Speaking without fear of repercussions, we can organize contemporary literature around two poles: the literature that marshalls all the faculties of the soul in full cognitive stimulation, the reader’s brain lit globally on the screen of an MRI machine; and the literature of completeness, pages already cut, that tries to make story and identity cohere. These poles have always existed; today’s inheritors are post-modernism, on the one had, and the New Yorker’s fiction section, on the other. The battlelines have been drawn since the end of the last century, yet no one recognizes that today’s readers have long ago erased these lines in the sand, rushing to the shore and the ocean, their attention on the mystery of the lands beyond it.
This situation is nothing new. In 1925, when Russian literature found itself in the same predicament, Boris Eikhenbaum wrote about a recent influx of translated literature into the market. Today, he tells us, “translated literature fills a vacuum which has come about in our native literature—only a seeming vacuum perhaps, but for the reader one unquestionably there. The reader is no historian of literature . . . What he needs is to have an absorbing book on hand for leisurely reading. He needs a finished product, one ready to use.” And how do works in translation fill the space of uncertainty in the literary marketplace? A translated work is always already finished to us; it presents itself as an emissary from a completed world, removed from the pettiness of one’s own language, literature, and culture—and no matter how it is perceived in its own land, it always appears unified in another language. As such, it stands above contemporary controversies, like a manuscript from antiquity or a message from the future. It brings into view the following: that a different kind of whole is possible.
Now, the most exciting things happening in American literature bear the mark of a translator, and the authors need not be named. For when things get tough for letters, one looks abroad for new exemplars, new reminders.

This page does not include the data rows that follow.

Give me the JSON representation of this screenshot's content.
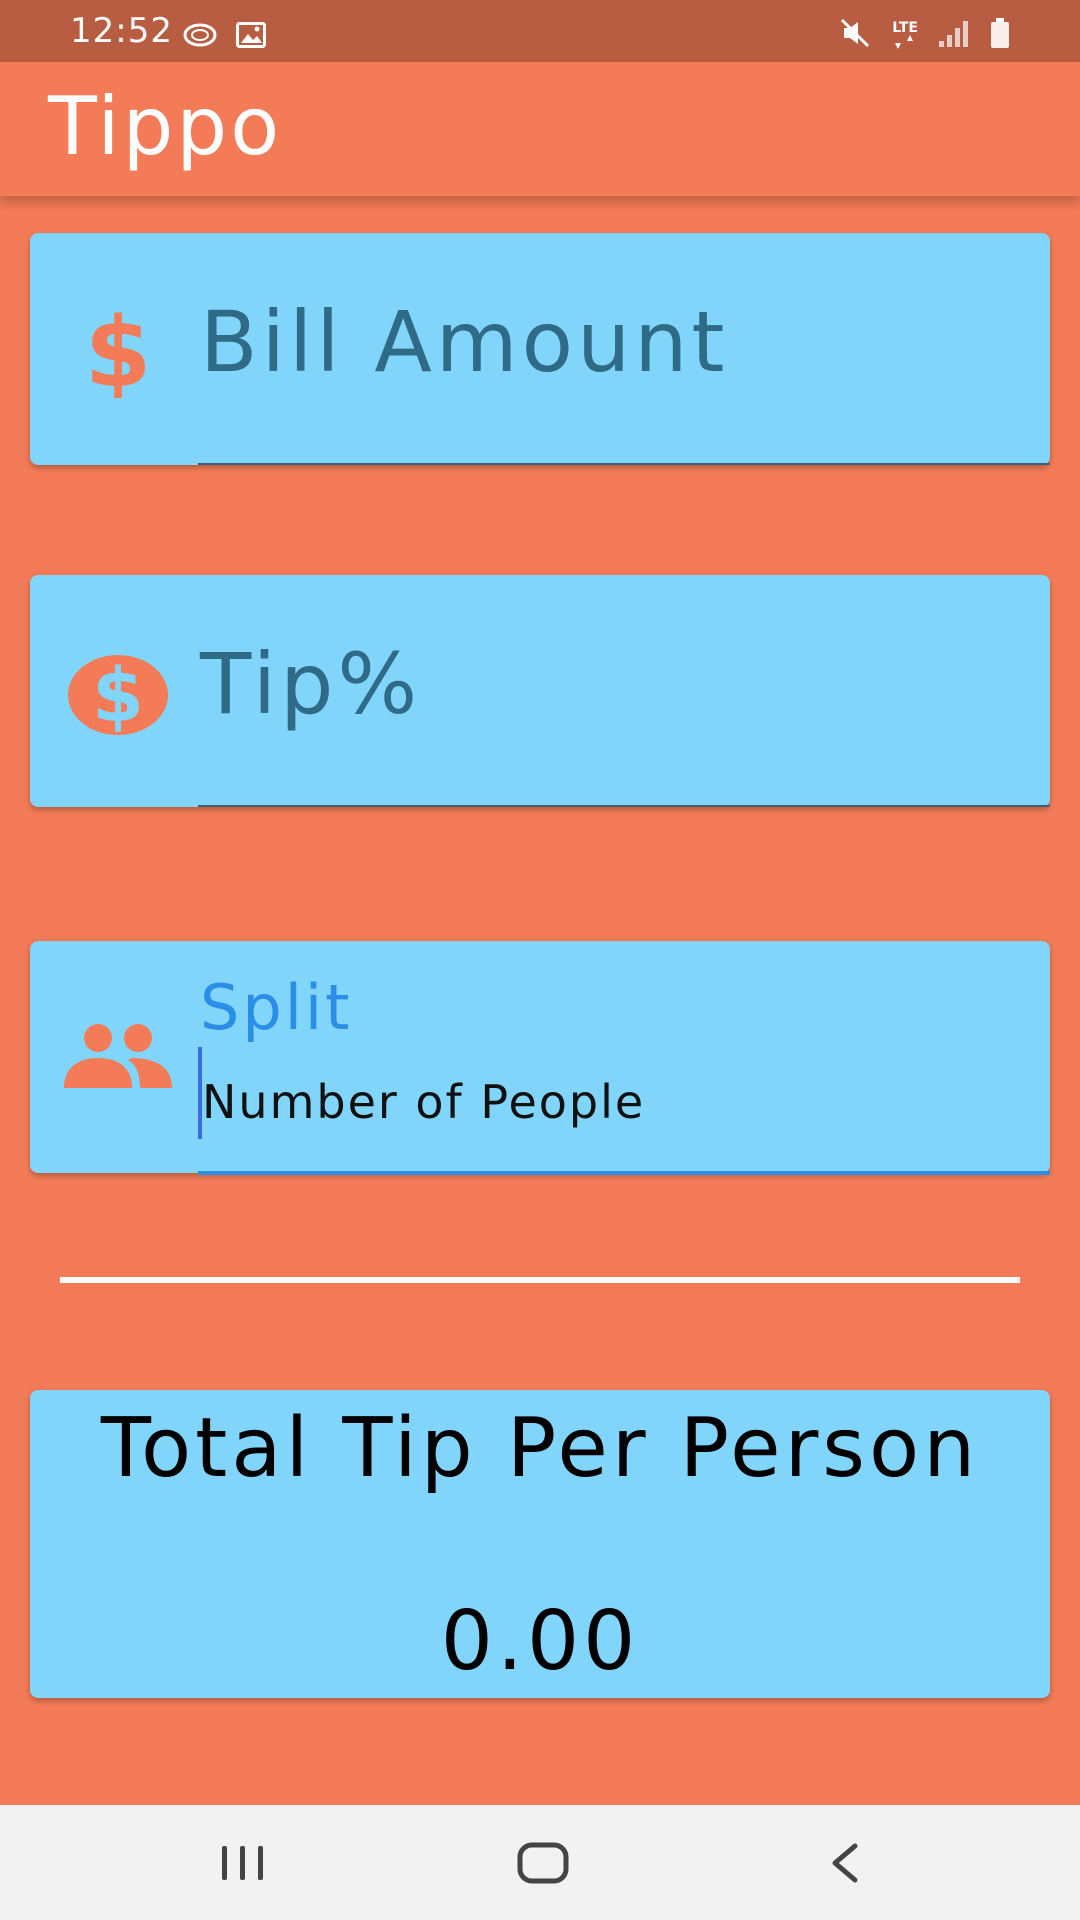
{
  "status_bar": {
    "time": "12:52",
    "network": "LTE"
  },
  "app_bar": {
    "title": "Tippo"
  },
  "bill_field": {
    "placeholder": "Bill Amount",
    "icon": "dollar-icon"
  },
  "tip_field": {
    "placeholder": "Tip%",
    "icon": "dollar-circle-icon"
  },
  "split_field": {
    "label": "Split",
    "placeholder": "Number of People",
    "icon": "people-icon"
  },
  "result": {
    "title": "Total Tip Per Person",
    "value": "0.00"
  },
  "colors": {
    "background": "#F37B57",
    "status_bar": "#B85D41",
    "card": "#81D4FA",
    "accent": "#2A8EE6"
  }
}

This volume, brings together authors and translators speaking from across time, place, language, and genre. There is no path, exactly; each work opens up a new height and a new abyss. All together, they superpose a globe and a timeline; grasp them before they collapse.

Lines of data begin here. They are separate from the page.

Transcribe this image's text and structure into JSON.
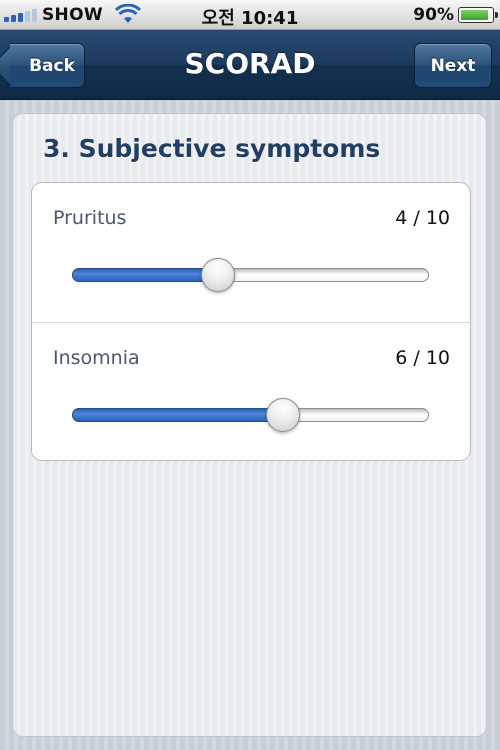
{
  "status_bar": {
    "carrier": "SHOW",
    "time": "오전 10:41",
    "battery": "90%",
    "battery_level": 0.9
  },
  "nav": {
    "title": "SCORAD",
    "back_label": "Back",
    "next_label": "Next"
  },
  "section": {
    "title": "3. Subjective symptoms"
  },
  "symptoms": [
    {
      "label": "Pruritus",
      "value_text": "4 / 10",
      "value": 4,
      "max": 10
    },
    {
      "label": "Insomnia",
      "value_text": "6 / 10",
      "value": 6,
      "max": 10
    }
  ],
  "colors": {
    "nav_bar": "#1c3a5d",
    "slider_fill": "#3e78d2",
    "section_title": "#223f63"
  }
}
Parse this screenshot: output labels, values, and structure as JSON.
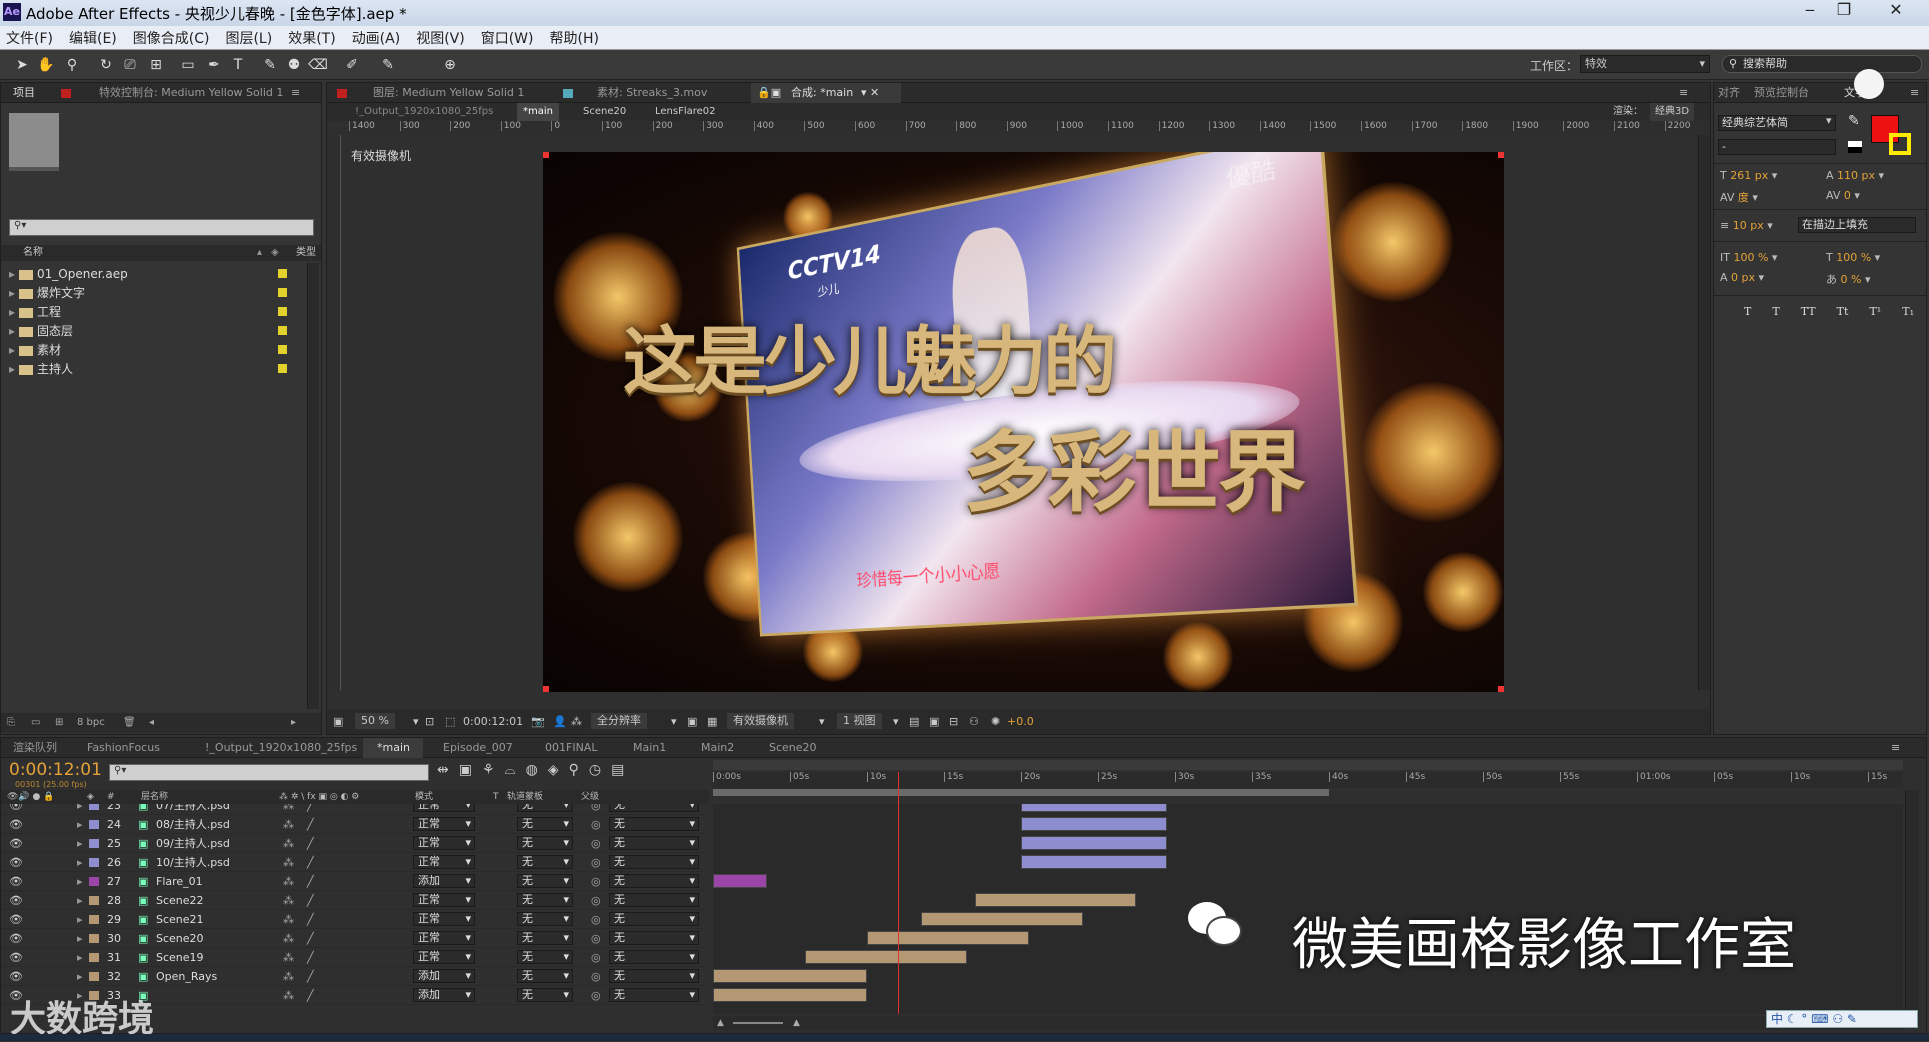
{
  "window": {
    "title": "Adobe After Effects - 央视少儿春晚 - [金色字体].aep *",
    "logo": "Ae",
    "min": "‒",
    "max": "❐",
    "close": "✕"
  },
  "menu": [
    "文件(F)",
    "编辑(E)",
    "图像合成(C)",
    "图层(L)",
    "效果(T)",
    "动画(A)",
    "视图(V)",
    "窗口(W)",
    "帮助(H)"
  ],
  "toolbar": {
    "workspace_label": "工作区：",
    "workspace_value": "特效",
    "search_placeholder": "搜索帮助"
  },
  "project_panel": {
    "tab_project": "项目",
    "tab_effects": "特效控制台: Medium Yellow Solid 1",
    "col_name": "名称",
    "col_type": "类型",
    "bpc": "8 bpc",
    "items": [
      "01_Opener.aep",
      "爆炸文字",
      "工程",
      "固态层",
      "素材",
      "主持人"
    ]
  },
  "comp_panel": {
    "tab_layer": "图层: Medium Yellow Solid 1",
    "tab_footage": "素材: Streaks_3.mov",
    "tab_comp": "合成: *main",
    "breadcrumbs": [
      "!_Output_1920x1080_25fps",
      "*main",
      "Scene20",
      "LensFlare02"
    ],
    "renderer_label": "渲染：",
    "renderer_value": "经典3D",
    "camera_label": "有效摄像机",
    "ruler_ticks": [
      "1400",
      "300",
      "200",
      "100",
      "0",
      "100",
      "200",
      "300",
      "400",
      "500",
      "600",
      "700",
      "800",
      "900",
      "1000",
      "1100",
      "1200",
      "1300",
      "1400",
      "1500",
      "1600",
      "1700",
      "1800",
      "1900",
      "2000",
      "2100",
      "2200",
      "230"
    ],
    "zoom": "50 %",
    "timecode": "0:00:12:01",
    "resolution": "全分辨率",
    "view_camera": "有效摄像机",
    "view_count": "1 视图",
    "exposure": "+0.0",
    "headline_1": "这是少儿魅力的",
    "headline_2": "多彩世界",
    "channel_logo": "CCTV14",
    "channel_sub": "少儿",
    "scroll_text": "珍惜每一个小小心愿",
    "watermark_tr": "優酷"
  },
  "char_panel": {
    "tab_align": "对齐",
    "tab_preview": "预览控制台",
    "tab_char": "文字",
    "font": "经典综艺体简",
    "style": "-",
    "size": "261 px",
    "leading": "110 px",
    "kerning": "度",
    "tracking": "0",
    "stroke_width": "10 px",
    "stroke_mode": "在描边上填充",
    "vscale": "100 %",
    "hscale": "100 %",
    "baseline": "0 px",
    "tsume": "0 %",
    "text_styles": [
      "T",
      "T",
      "TT",
      "Tt",
      "T¹",
      "T₁"
    ],
    "accent_color": "#ee1111"
  },
  "timeline": {
    "tabs": [
      "渲染队列",
      "FashionFocus",
      "!_Output_1920x1080_25fps",
      "*main",
      "Episode_007",
      "001FINAL",
      "Main1",
      "Main2",
      "Scene20"
    ],
    "current_time": "0:00:12:01",
    "frame_info": "00301 (25.00 fps)",
    "col_layer": "层名称",
    "col_mode": "模式",
    "col_t": "T",
    "col_trkmat": "轨道蒙板",
    "col_parent": "父级",
    "ruler": [
      "0:00s",
      "05s",
      "10s",
      "15s",
      "20s",
      "25s",
      "30s",
      "35s",
      "40s",
      "45s",
      "50s",
      "55s",
      "01:00s",
      "05s",
      "10s",
      "15s"
    ],
    "rows": [
      {
        "num": "23",
        "name": "07/主持人.psd",
        "mode": "正常",
        "trk": "无",
        "parent": "无",
        "color": "#8d8dd0",
        "bar_start": 20,
        "bar_end": 29.5
      },
      {
        "num": "24",
        "name": "08/主持人.psd",
        "mode": "正常",
        "trk": "无",
        "parent": "无",
        "color": "#8d8dd0",
        "bar_start": 20,
        "bar_end": 29.5
      },
      {
        "num": "25",
        "name": "09/主持人.psd",
        "mode": "正常",
        "trk": "无",
        "parent": "无",
        "color": "#8d8dd0",
        "bar_start": 20,
        "bar_end": 29.5
      },
      {
        "num": "26",
        "name": "10/主持人.psd",
        "mode": "正常",
        "trk": "无",
        "parent": "无",
        "color": "#8d8dd0",
        "bar_start": 20,
        "bar_end": 29.5
      },
      {
        "num": "27",
        "name": "Flare_01",
        "mode": "添加",
        "trk": "无",
        "parent": "无",
        "color": "#9b45a8",
        "bar_start": 0,
        "bar_end": 3.5
      },
      {
        "num": "28",
        "name": "Scene22",
        "mode": "正常",
        "trk": "无",
        "parent": "无",
        "color": "#b39873",
        "bar_start": 17,
        "bar_end": 27.5
      },
      {
        "num": "29",
        "name": "Scene21",
        "mode": "正常",
        "trk": "无",
        "parent": "无",
        "color": "#b39873",
        "bar_start": 13.5,
        "bar_end": 24
      },
      {
        "num": "30",
        "name": "Scene20",
        "mode": "正常",
        "trk": "无",
        "parent": "无",
        "color": "#b39873",
        "bar_start": 10,
        "bar_end": 20.5
      },
      {
        "num": "31",
        "name": "Scene19",
        "mode": "正常",
        "trk": "无",
        "parent": "无",
        "color": "#b39873",
        "bar_start": 6,
        "bar_end": 16.5
      },
      {
        "num": "32",
        "name": "Open_Rays",
        "mode": "添加",
        "trk": "无",
        "parent": "无",
        "color": "#b39873",
        "bar_start": 0,
        "bar_end": 10
      },
      {
        "num": "33",
        "name": "",
        "mode": "添加",
        "trk": "无",
        "parent": "无",
        "color": "#b39873",
        "bar_start": 0,
        "bar_end": 10
      }
    ],
    "work_area_end_sec": 40,
    "playhead_sec": 12.04
  },
  "overlays": {
    "wechat": "微美画格影像工作室",
    "brand": "大数跨境",
    "ime": "中"
  }
}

If you want to submit something—a translator or “treatise on a related matter”—email the text (and original) to aldusjournal [at] gmail.com by October 15th.
Paul Klee’s Boat, Anzhelina Polonskaya’s newest bilingual collection of poems available in English, is an emotional journey through the bleakest seasons of the human soul, translated with great nuance by Andrew Wachtel. A former professional ice dancer(!), Polonskaya left the. . .

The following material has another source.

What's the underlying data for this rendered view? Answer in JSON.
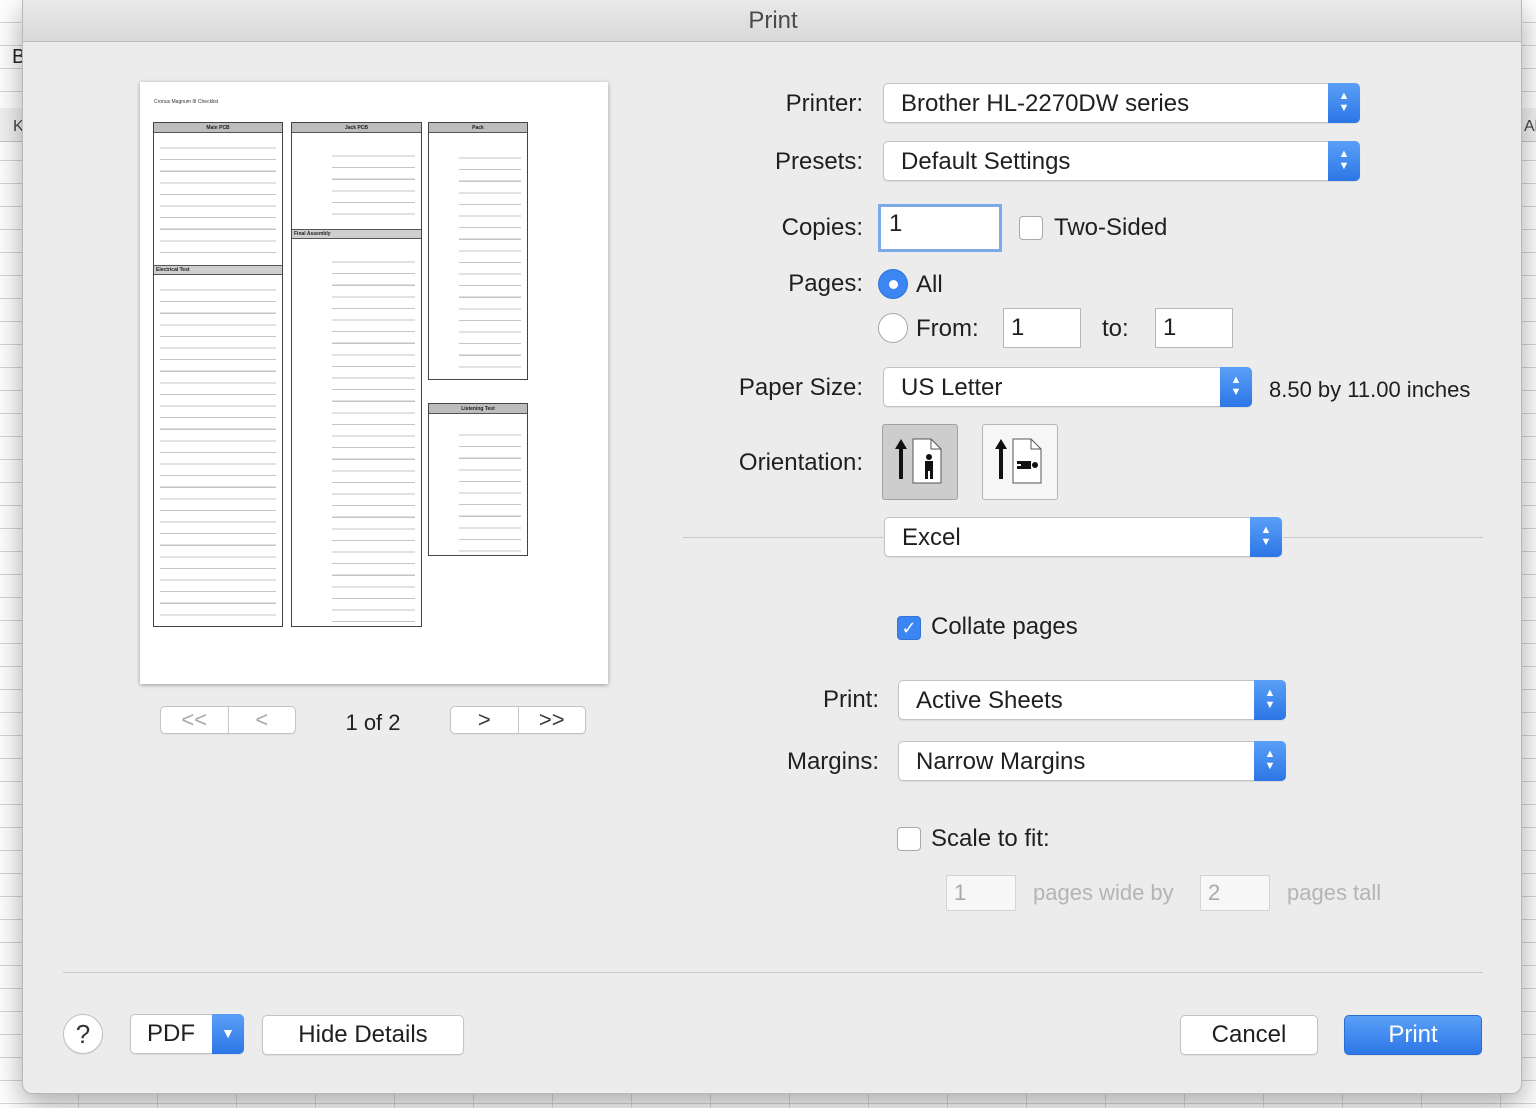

In Seiobo There Below, Lázló Krasznahorkai is able to succeed at a task at which many writers fail: to dedicate an entire novel to a single message, to express an idea over and over again without falling into repetition or. . .
There are curious similarities in three Italian mystery series, written by Maurizio de Giovanni, Andrea Camilleri, and Donna Leon.1
They’re all police procedurals, and all set in Italy: Naples, Sicily, Venice.
The three protagonists are Commissarios: Luigi Ricciardi, Salvo. . .
Poetry always has the feel of mysticism and mystery, or maybe this feeling is a stereotype left over from high school literature class. It is generally the result of confusion, lack of time committed to consuming the poetry, and the. . .
Our Lady of the Flowers, Echoic is not only a translation, but a transformation. It is a translation of Jean Genet’s novel Notre Dame des Fleurs, transmuted from prose to poetry. Originally written in prison as a masturbatory aid (Sartre. . .
Equal parts stoner pulp thriller and psycho-physiological horror story, a pervasive sense of dread mixes with a cloud of weed smoke to seep into every line of the disturbing, complex Under This Terrible Sun. Originally published by illustrious Spanish publishers. . .
From the start, Daniel Canty’s Wigrum, published by Canadian press Talonbooks, is obviously a novel of form. Known also as a graphic designer in Quebec, Canty takes those skills and puts them towards this “novel of inventory” and creates a. . .